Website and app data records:
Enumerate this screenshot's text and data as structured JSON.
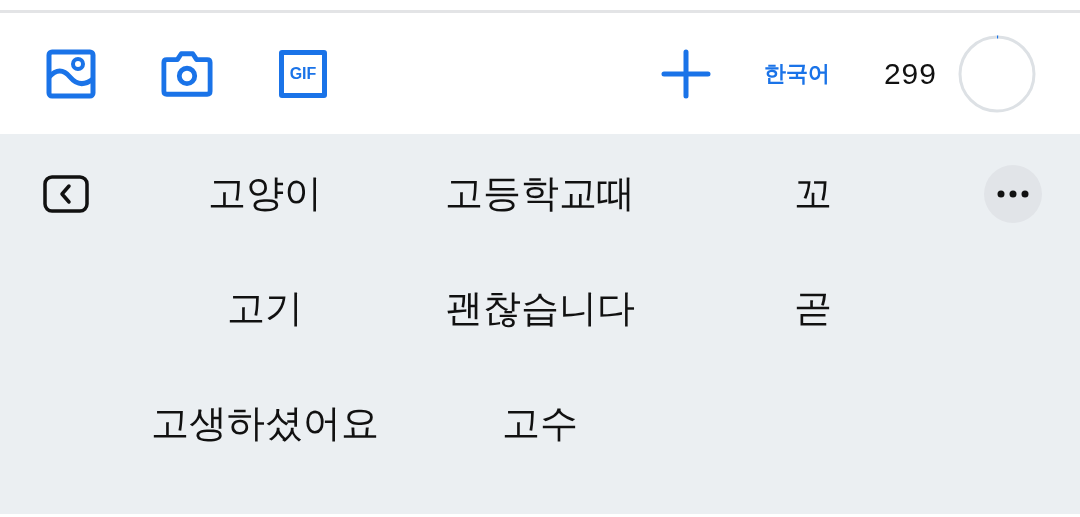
{
  "toolbar": {
    "media_buttons": [
      {
        "kind": "image"
      },
      {
        "kind": "camera"
      },
      {
        "kind": "gif",
        "label": "GIF"
      }
    ],
    "language": "한국어",
    "remaining_count": "299",
    "char_meter": {
      "level": 0.005
    }
  },
  "suggestions": [
    "고양이",
    "고등학교때",
    "꼬",
    "고기",
    "괜찮습니다",
    "곧",
    "고생하셨어요",
    "고수"
  ]
}
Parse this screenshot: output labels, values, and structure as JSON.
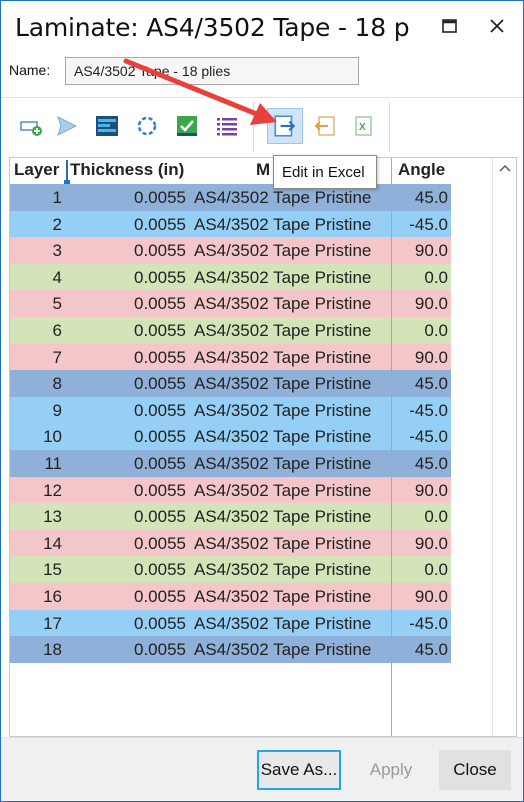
{
  "window": {
    "title": "Laminate: AS4/3502 Tape - 18 p",
    "maximize_icon": "maximize-icon",
    "close_icon": "close-icon"
  },
  "name_field": {
    "label": "Name:",
    "value": "AS4/3502 Tape - 18 plies"
  },
  "toolbar": {
    "buttons": [
      {
        "icon": "add-layer-icon"
      },
      {
        "icon": "send-icon"
      },
      {
        "icon": "layer-stack-icon"
      },
      {
        "icon": "refresh-icon"
      },
      {
        "icon": "check-icon"
      },
      {
        "icon": "list-icon"
      },
      {
        "icon": "edit-in-excel-icon"
      },
      {
        "icon": "import-icon"
      },
      {
        "icon": "excel-icon"
      }
    ],
    "tooltip": "Edit in Excel"
  },
  "grid": {
    "headers": {
      "layer": "Layer",
      "thickness": "Thickness (in)",
      "material": "M",
      "angle": "Angle"
    },
    "colors": {
      "45.0": "#8fb0d8",
      "-45.0": "#95cff5",
      "90.0": "#f5c6c9",
      "0.0": "#d3e4b8"
    },
    "rows": [
      {
        "layer": "1",
        "thickness": "0.0055",
        "material": "AS4/3502 Tape Pristine",
        "angle": "45.0"
      },
      {
        "layer": "2",
        "thickness": "0.0055",
        "material": "AS4/3502 Tape Pristine",
        "angle": "-45.0"
      },
      {
        "layer": "3",
        "thickness": "0.0055",
        "material": "AS4/3502 Tape Pristine",
        "angle": "90.0"
      },
      {
        "layer": "4",
        "thickness": "0.0055",
        "material": "AS4/3502 Tape Pristine",
        "angle": "0.0"
      },
      {
        "layer": "5",
        "thickness": "0.0055",
        "material": "AS4/3502 Tape Pristine",
        "angle": "90.0"
      },
      {
        "layer": "6",
        "thickness": "0.0055",
        "material": "AS4/3502 Tape Pristine",
        "angle": "0.0"
      },
      {
        "layer": "7",
        "thickness": "0.0055",
        "material": "AS4/3502 Tape Pristine",
        "angle": "90.0"
      },
      {
        "layer": "8",
        "thickness": "0.0055",
        "material": "AS4/3502 Tape Pristine",
        "angle": "45.0"
      },
      {
        "layer": "9",
        "thickness": "0.0055",
        "material": "AS4/3502 Tape Pristine",
        "angle": "-45.0"
      },
      {
        "layer": "10",
        "thickness": "0.0055",
        "material": "AS4/3502 Tape Pristine",
        "angle": "-45.0"
      },
      {
        "layer": "11",
        "thickness": "0.0055",
        "material": "AS4/3502 Tape Pristine",
        "angle": "45.0"
      },
      {
        "layer": "12",
        "thickness": "0.0055",
        "material": "AS4/3502 Tape Pristine",
        "angle": "90.0"
      },
      {
        "layer": "13",
        "thickness": "0.0055",
        "material": "AS4/3502 Tape Pristine",
        "angle": "0.0"
      },
      {
        "layer": "14",
        "thickness": "0.0055",
        "material": "AS4/3502 Tape Pristine",
        "angle": "90.0"
      },
      {
        "layer": "15",
        "thickness": "0.0055",
        "material": "AS4/3502 Tape Pristine",
        "angle": "0.0"
      },
      {
        "layer": "16",
        "thickness": "0.0055",
        "material": "AS4/3502 Tape Pristine",
        "angle": "90.0"
      },
      {
        "layer": "17",
        "thickness": "0.0055",
        "material": "AS4/3502 Tape Pristine",
        "angle": "-45.0"
      },
      {
        "layer": "18",
        "thickness": "0.0055",
        "material": "AS4/3502 Tape Pristine",
        "angle": "45.0"
      }
    ]
  },
  "footer": {
    "save_as": "Save As...",
    "apply": "Apply",
    "close": "Close"
  },
  "annotation": {
    "arrow_color": "#e8413c"
  }
}
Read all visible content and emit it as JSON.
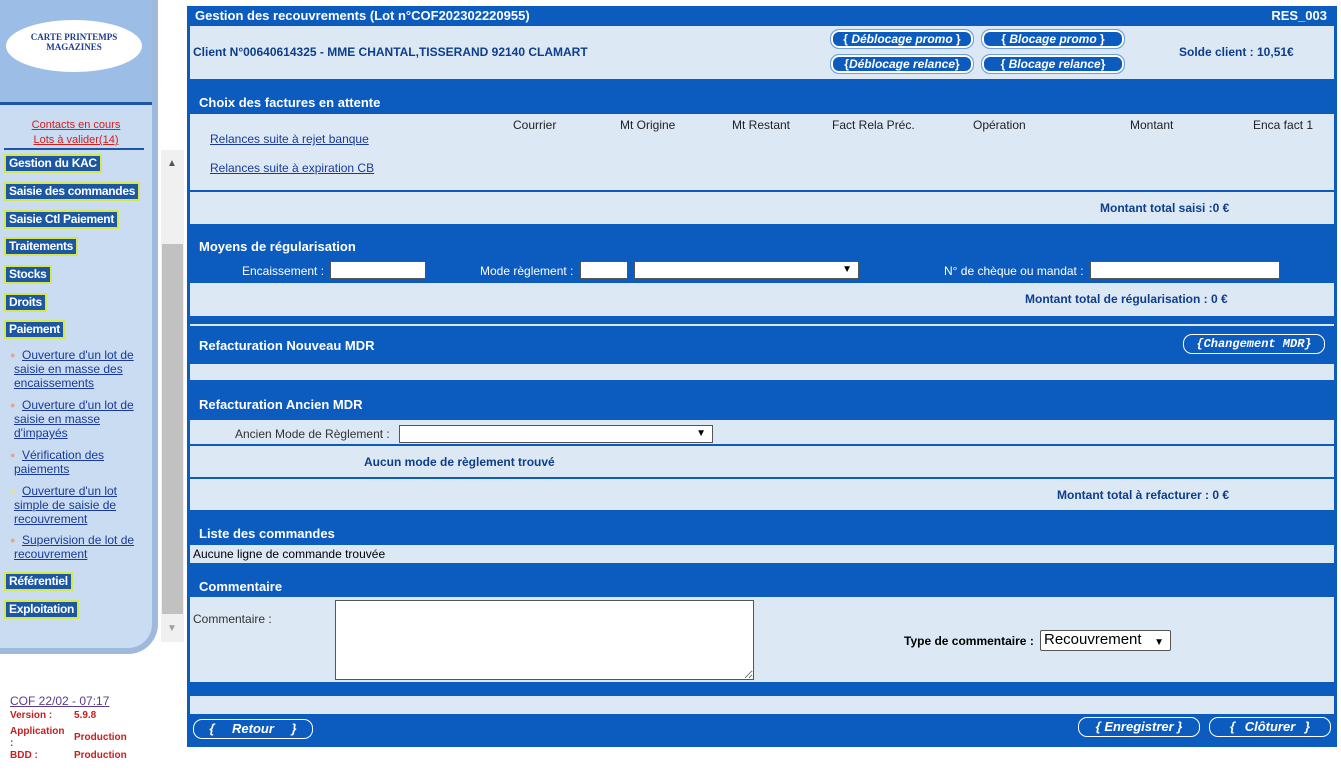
{
  "sidebar": {
    "logo_line1": "CARTE PRINTEMPS",
    "logo_line2": "MAGAZINES",
    "link_contacts": "Contacts en cours",
    "link_lots": "Lots à valider(14)",
    "menu": [
      "Gestion du KAC",
      "Saisie des commandes",
      "Saisie Ctl Paiement",
      "Traitements",
      "Stocks",
      "Droits",
      "Paiement"
    ],
    "sub_items": [
      "Ouverture d'un lot de saisie en masse des encaissements",
      "Ouverture d'un lot de saisie en masse d'impayés",
      "Vérification des paiements",
      "Ouverture d'un lot simple de saisie de recouvrement",
      "Supervision de lot de recouvrement"
    ],
    "menu_bottom": [
      "Référentiel",
      "Exploitation"
    ],
    "footer": {
      "date": "COF 22/02 - 07:17",
      "version_label": "Version :",
      "version_value": "5.9.8",
      "app_label": "Application :",
      "app_value": "Production",
      "bdd_label": "BDD :",
      "bdd_value": "Production"
    }
  },
  "header": {
    "title": "Gestion des recouvrements (Lot n°COF202302220955)",
    "code": "RES_003",
    "client": "Client N°00640614325 - MME CHANTAL,TISSERAND 92140 CLAMART",
    "solde": "Solde client : 10,51€",
    "btn_deblocage_promo": "Déblocage promo",
    "btn_blocage_promo": "Blocage promo",
    "btn_deblocage_relance": "Déblocage relance",
    "btn_blocage_relance": "Blocage relance"
  },
  "factures": {
    "title": "Choix des factures en attente",
    "columns": [
      "Courrier",
      "Mt Origine",
      "Mt Restant",
      "Fact Rela Préc.",
      "Opération",
      "Montant",
      "Enca fact 1"
    ],
    "link_rejet": "Relances suite à rejet banque",
    "link_expiration": "Relances suite à expiration CB",
    "total": "Montant total saisi :0 €"
  },
  "regularisation": {
    "title": "Moyens de régularisation",
    "encaissement_label": "Encaissement :",
    "encaissement_value": "",
    "mode_label": "Mode règlement :",
    "mode_value": "",
    "cheque_label": "N° de chèque ou mandat :",
    "cheque_value": "",
    "total": "Montant total de régularisation : 0 €"
  },
  "nouveau_mdr": {
    "title": "Refacturation Nouveau MDR",
    "btn_changement": "Changement MDR"
  },
  "ancien_mdr": {
    "title": "Refacturation Ancien MDR",
    "mode_label": "Ancien Mode de Règlement :",
    "none_msg": "Aucun mode de règlement trouvé",
    "total": "Montant total à refacturer : 0 €"
  },
  "commandes": {
    "title": "Liste des commandes",
    "empty": "Aucune ligne de commande trouvée"
  },
  "commentaire": {
    "title": "Commentaire",
    "label": "Commentaire :",
    "value": "",
    "type_label": "Type de commentaire :",
    "type_value": "Recouvrement"
  },
  "footer_buttons": {
    "retour": "Retour",
    "enregistrer": "Enregistrer",
    "cloturer": "Clôturer"
  },
  "colors": {
    "primary_blue": "#0c5cbf",
    "panel_bg": "#dde8f5",
    "sidebar_bg": "#c9dcf1",
    "link_red": "#d0201f",
    "menu_border": "#d6e64e"
  }
}
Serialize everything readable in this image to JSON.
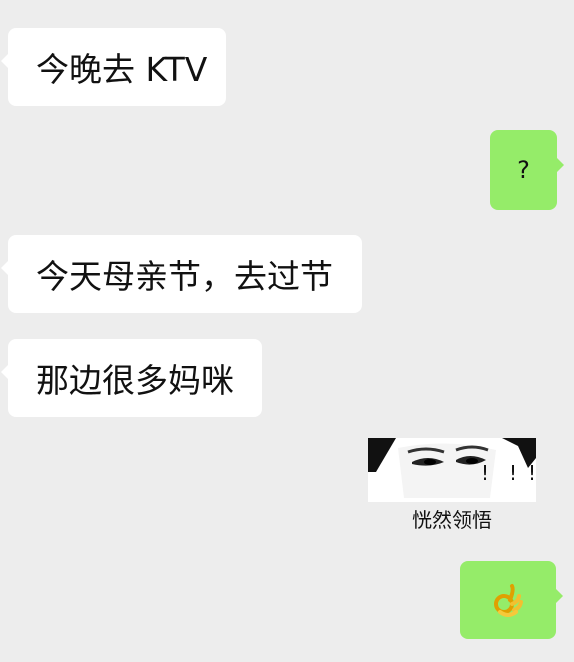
{
  "messages": [
    {
      "side": "left",
      "text": "今晚去 KTV"
    },
    {
      "side": "right",
      "text": "?"
    },
    {
      "side": "left",
      "text": "今天母亲节，去过节"
    },
    {
      "side": "left",
      "text": "那边很多妈咪"
    },
    {
      "side": "left",
      "type": "sticker",
      "caption": "恍然领悟",
      "icon": "shocked-face-sticker"
    },
    {
      "side": "right",
      "type": "emoji",
      "icon": "ok-hand-icon"
    }
  ],
  "colors": {
    "background": "#ededed",
    "incoming_bubble": "#ffffff",
    "outgoing_bubble": "#95ec69"
  }
}
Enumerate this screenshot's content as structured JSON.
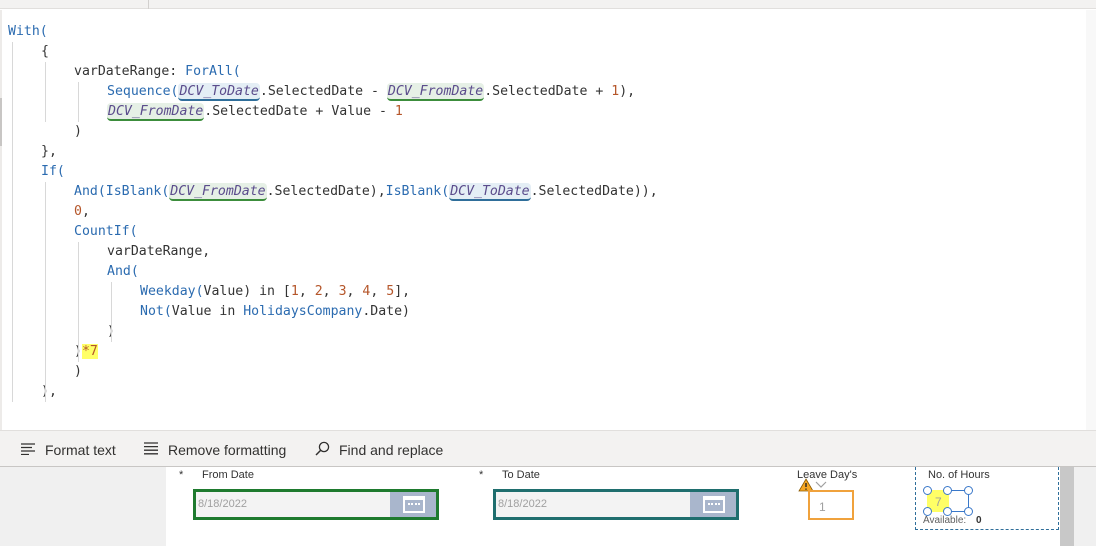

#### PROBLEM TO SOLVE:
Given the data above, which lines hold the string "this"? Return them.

#### RESULT OF THE EXERCISE:
Enumerate this screenshot's text and data as structured JSON.
Parse this screenshot: output labels, values, and structure as JSON.
Serialize everything readable in this image to JSON.
Enumerate this screenshot's content as structured JSON.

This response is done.